Recently I was asked to help redesign a new rocket clock, given it's been 50 years of Play School on air, with many various clocks in between: train, flower, hickory-dickory and more. A great privilege given that, born in 1974, the rocket clock became attached to my subconscious, no less so than a vinyl bean-bag to the seat of my tiny corduroy pants. Of course, while its impossible to surpass the iconic original, there's still a chance to hypnotise a new generation of toddlers more used to wide-screen aspect ratios and digital clocks (for which the original might now lack both proportion and currency). 

Initial sketch for a rocket clock with 'sky wheels' and wings

Mine is an homage to the original, retaining its simple cones, cylinders and carnivalesque abstraction – decidedly non-aerodynamic, not really a rocket. I also wanted it to seem like something a kid could easily build themselves out of cardboard and paint. Two new kinetic elements - wings that can open and close, and a turning milky-way behind the rocket, add interest and better fills the widescreen format of digital TV. This wing-and-dial design actually descends from the 'lift balloon' in The Arrival, which distributes new immigrants throughout a city: the wings indicate flight, the dial time.

detail from The Arrival, Lothian Books, 2006

 Paper model of the rocket clock (using foam-core board), about 50cm tall

Digitally coloured model, testing out a red and blue scheme (one of several)

The final clock, courtesy of Play School and the ABC workshop, wings in 'lift-off' half-turn

Where the original rocket clock turned around to reveal a small diorama behind its skirt, this one has sliding doors that open an close. In part, this is because as a kid I always longed for a sense of literal closure in the Play School rocket clock, that the little toys and other objects inside were actually being sent on an adventure in space. Maybe they will one day be found by alien anthropologists, who will marvel over toothbrushes, teddy bears and tea pots, these sacred miracles from the planet we call home.
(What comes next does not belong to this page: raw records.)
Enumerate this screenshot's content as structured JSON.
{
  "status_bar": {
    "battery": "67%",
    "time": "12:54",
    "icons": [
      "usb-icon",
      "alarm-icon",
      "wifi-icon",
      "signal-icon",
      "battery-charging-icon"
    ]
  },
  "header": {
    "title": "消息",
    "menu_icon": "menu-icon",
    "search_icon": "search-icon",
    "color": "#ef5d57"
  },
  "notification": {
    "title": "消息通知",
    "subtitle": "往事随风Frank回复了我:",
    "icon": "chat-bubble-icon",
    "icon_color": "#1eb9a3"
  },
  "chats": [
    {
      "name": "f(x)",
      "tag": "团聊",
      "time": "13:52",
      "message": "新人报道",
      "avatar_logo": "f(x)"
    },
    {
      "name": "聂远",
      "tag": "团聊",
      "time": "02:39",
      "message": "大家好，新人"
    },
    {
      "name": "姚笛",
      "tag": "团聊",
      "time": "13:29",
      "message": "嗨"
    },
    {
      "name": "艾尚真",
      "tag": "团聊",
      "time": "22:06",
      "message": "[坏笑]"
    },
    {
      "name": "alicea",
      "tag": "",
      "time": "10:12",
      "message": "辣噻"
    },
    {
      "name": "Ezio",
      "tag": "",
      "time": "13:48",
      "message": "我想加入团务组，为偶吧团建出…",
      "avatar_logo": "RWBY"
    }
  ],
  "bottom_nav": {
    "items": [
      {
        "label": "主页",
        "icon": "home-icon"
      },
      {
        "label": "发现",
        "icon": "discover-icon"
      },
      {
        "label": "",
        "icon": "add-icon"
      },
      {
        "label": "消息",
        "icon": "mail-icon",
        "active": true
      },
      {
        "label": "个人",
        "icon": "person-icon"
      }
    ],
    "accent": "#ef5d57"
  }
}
Many thanks to the ABC and the Play School team for giving me this opportunity to work with them, and for the fine attention to detail in construction and shooting. It's very fulfulling to contribute something back to a program that was such a fixture of my own childhood, and which continues to fascinate my three-year-old daughter, who always wants to know what's under the clock. I hope other parents of my generation will enjoy this too. You can see the rocket clock from April 3 on ABC Kids (22)